Title

Childrens recognition of caricatures

Document Type

Journal Article

Publisher

American Psychological Association

Faculty

Computing, Health and Science

School

Psychology

RAS ID

165

Comments

Originally published as: Chang, P. P., Levine, S. C., & Benson, P. J. (2002). Children's recognition of caricatures. Developmental Psychology, 38(6), 1038. Original article available here.

Abstract

This study examined children's and adults' perception and recognition of facial stimuli that were either systematically exaggerated (caricatures) or de-exaggerated (anticaricatures) relative to a norm face. The results showed that all age groups perceived caricatures as the most distinctive versions of a face and anticaricatures as the least distinctive, although the effect was smallest for 6-year-olds. In general, caricatures were identified as quickly as the veridical faces and faster than the anticaricatures. Across all age groups, participants' familiarity with the stimulus faces interacted with degree of caricature to determine speed of processing as well as choice of best likeness.
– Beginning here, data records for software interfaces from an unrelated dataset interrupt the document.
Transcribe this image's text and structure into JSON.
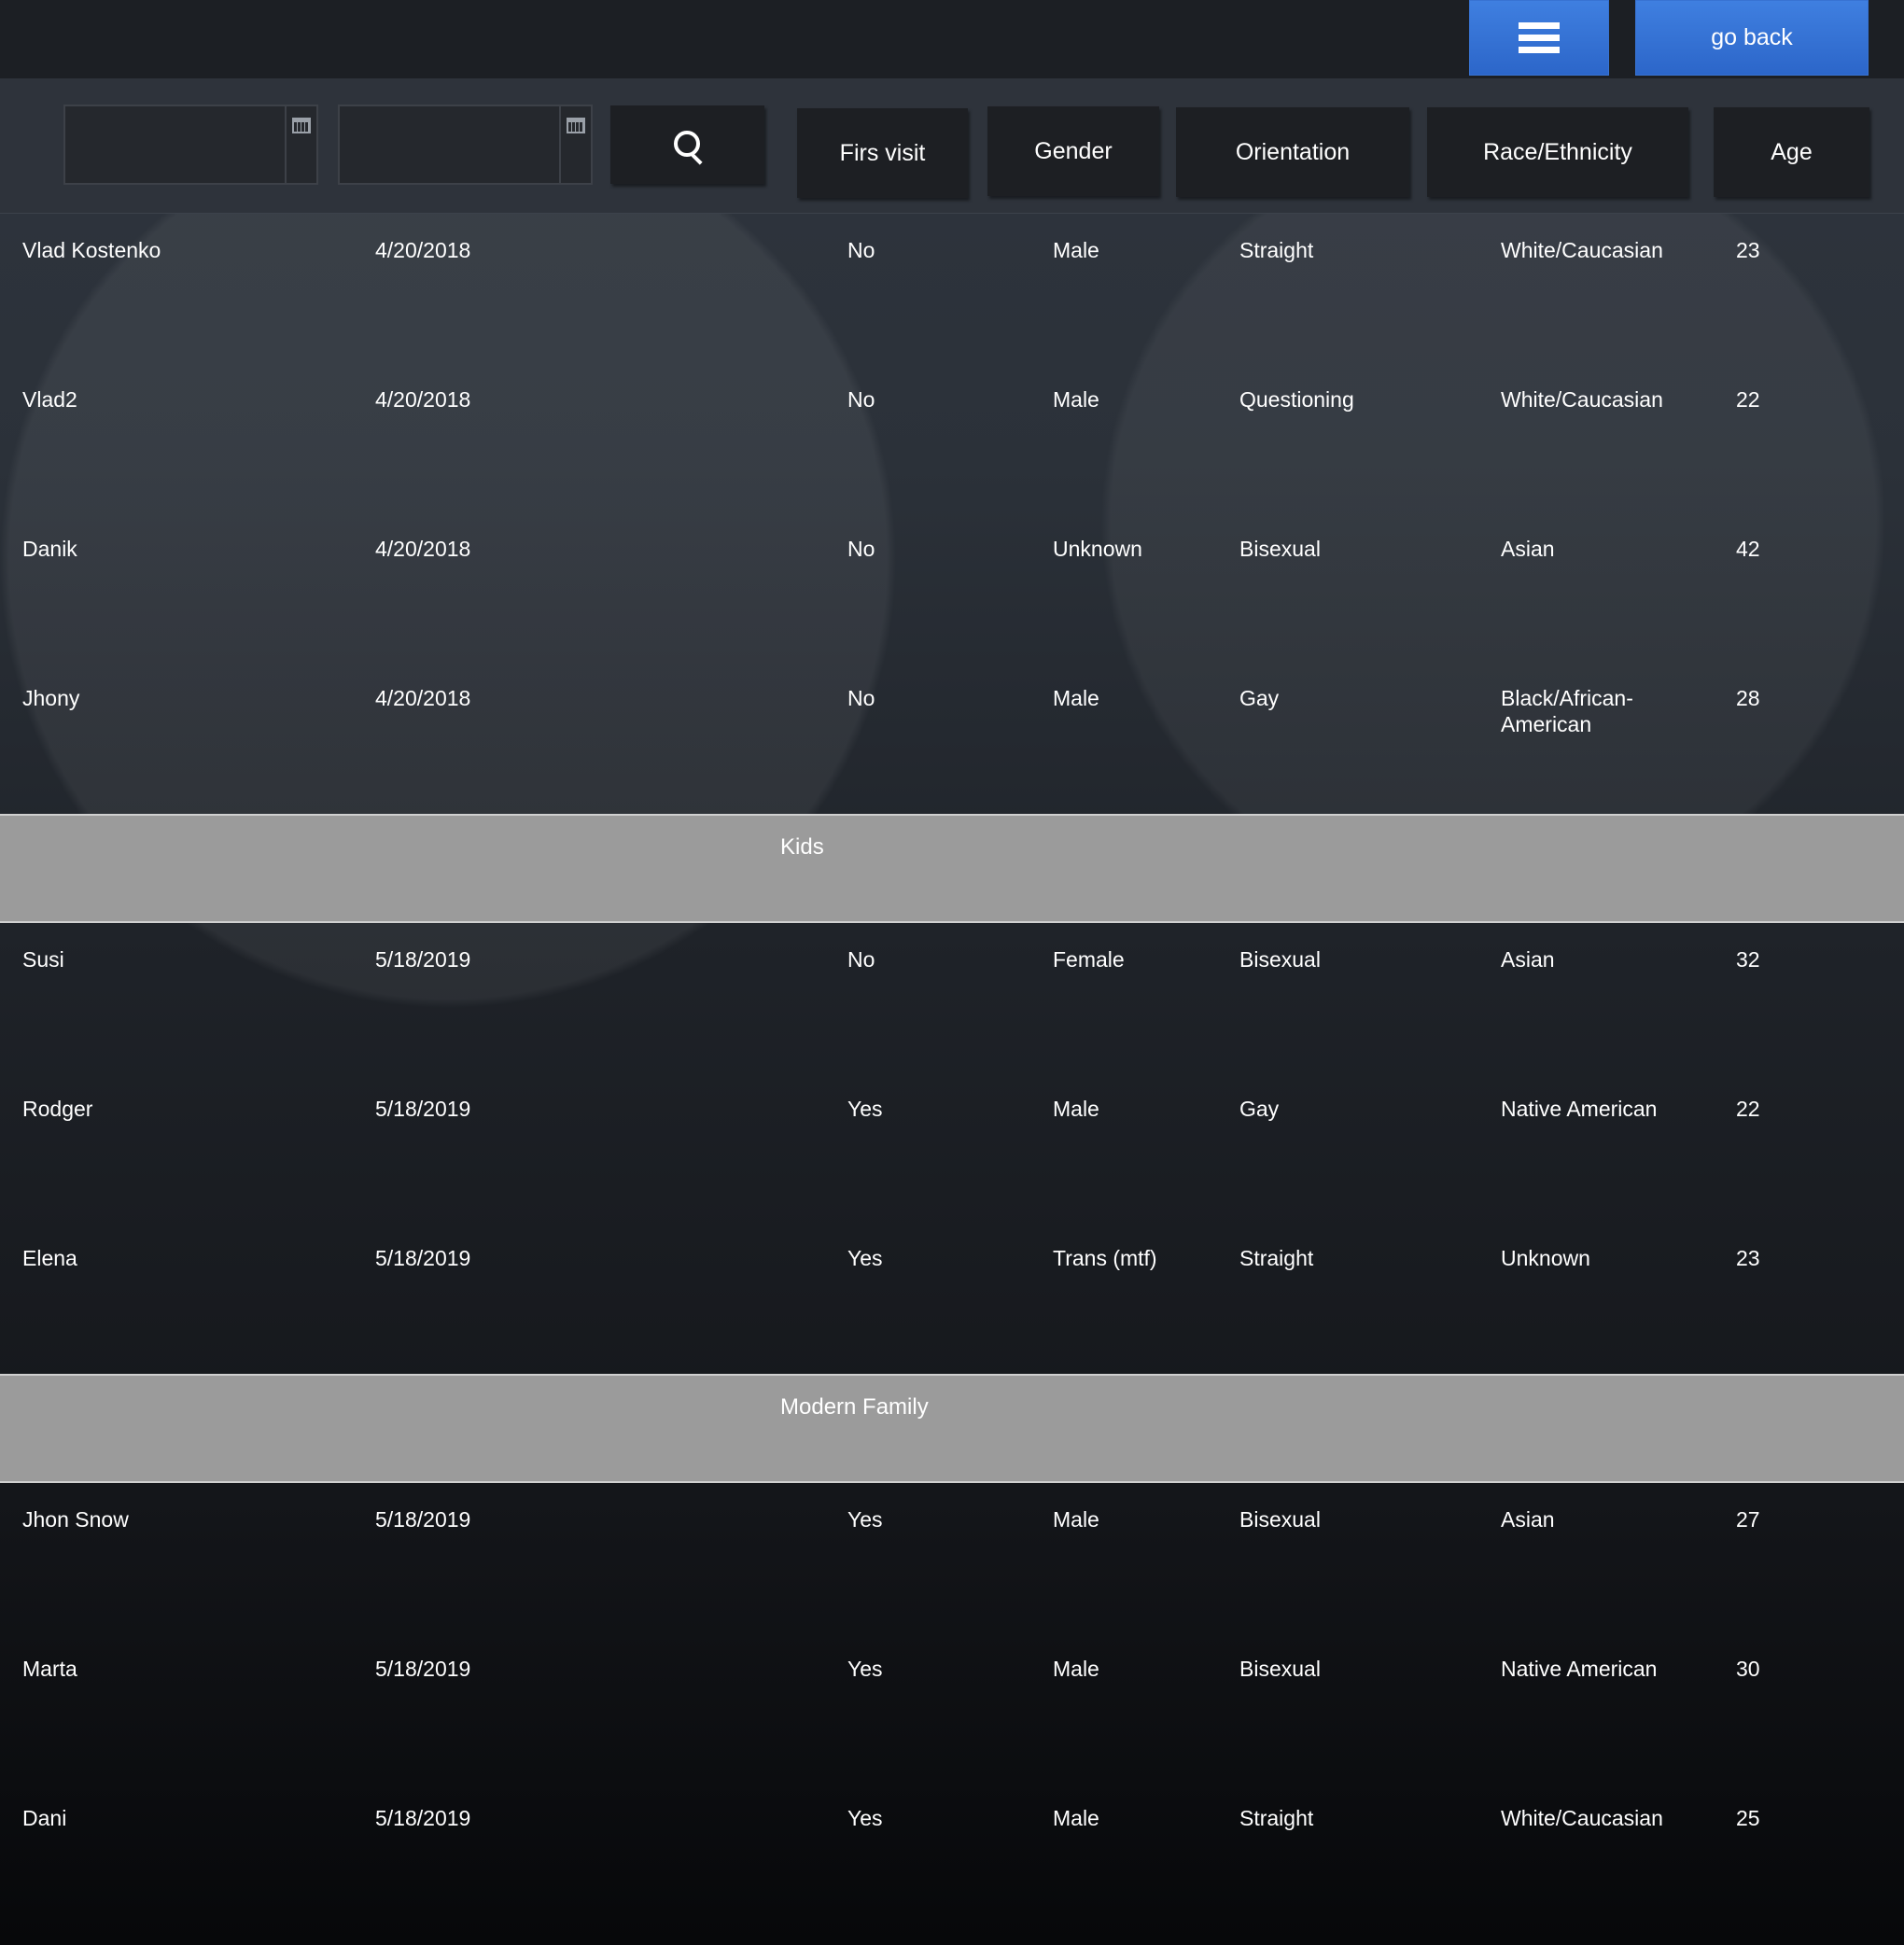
{
  "topbar": {
    "menu_icon": "hamburger-icon",
    "go_back_label": "go back"
  },
  "filters": {
    "date_from": {
      "value": "",
      "icon": "calendar-icon"
    },
    "date_to": {
      "value": "",
      "icon": "calendar-icon"
    },
    "search_icon": "search-icon"
  },
  "columns": {
    "first_visit": "Firs visit",
    "gender": "Gender",
    "orientation": "Orientation",
    "race": "Race/Ethnicity",
    "age": "Age"
  },
  "groups": [
    {
      "title": "",
      "rows": [
        {
          "name": "Vlad Kostenko",
          "date": "4/20/2018",
          "first_visit": "No",
          "gender": "Male",
          "orientation": "Straight",
          "race": "White/Caucasian",
          "age": "23"
        },
        {
          "name": "Vlad2",
          "date": "4/20/2018",
          "first_visit": "No",
          "gender": "Male",
          "orientation": "Questioning",
          "race": "White/Caucasian",
          "age": "22"
        },
        {
          "name": "Danik",
          "date": "4/20/2018",
          "first_visit": "No",
          "gender": "Unknown",
          "orientation": "Bisexual",
          "race": "Asian",
          "age": "42"
        },
        {
          "name": "Jhony",
          "date": "4/20/2018",
          "first_visit": "No",
          "gender": "Male",
          "orientation": "Gay",
          "race": "Black/African-American",
          "age": "28"
        }
      ]
    },
    {
      "title": "Kids",
      "rows": [
        {
          "name": "Susi",
          "date": "5/18/2019",
          "first_visit": "No",
          "gender": "Female",
          "orientation": "Bisexual",
          "race": "Asian",
          "age": "32"
        },
        {
          "name": "Rodger",
          "date": "5/18/2019",
          "first_visit": "Yes",
          "gender": "Male",
          "orientation": "Gay",
          "race": "Native American",
          "age": "22"
        },
        {
          "name": "Elena",
          "date": "5/18/2019",
          "first_visit": "Yes",
          "gender": "Trans (mtf)",
          "orientation": "Straight",
          "race": "Unknown",
          "age": "23"
        }
      ]
    },
    {
      "title": "Modern Family",
      "rows": [
        {
          "name": "Jhon Snow",
          "date": "5/18/2019",
          "first_visit": "Yes",
          "gender": "Male",
          "orientation": "Bisexual",
          "race": "Asian",
          "age": "27"
        },
        {
          "name": "Marta",
          "date": "5/18/2019",
          "first_visit": "Yes",
          "gender": "Male",
          "orientation": "Bisexual",
          "race": "Native American",
          "age": "30"
        },
        {
          "name": "Dani",
          "date": "5/18/2019",
          "first_visit": "Yes",
          "gender": "Male",
          "orientation": "Straight",
          "race": "White/Caucasian",
          "age": "25"
        }
      ]
    }
  ]
}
The results are discussed in relation to the idea that distinctiveness information in a face is represented in relation to a norm. (PsycINFO Database Record (c) 2016 APA, all rights reserved)

DOI

10.1037/0012-1649.38.6.1038

 
COinS
 

Link to publisher version (DOI)

10.1037/0012-1649.38.6.1038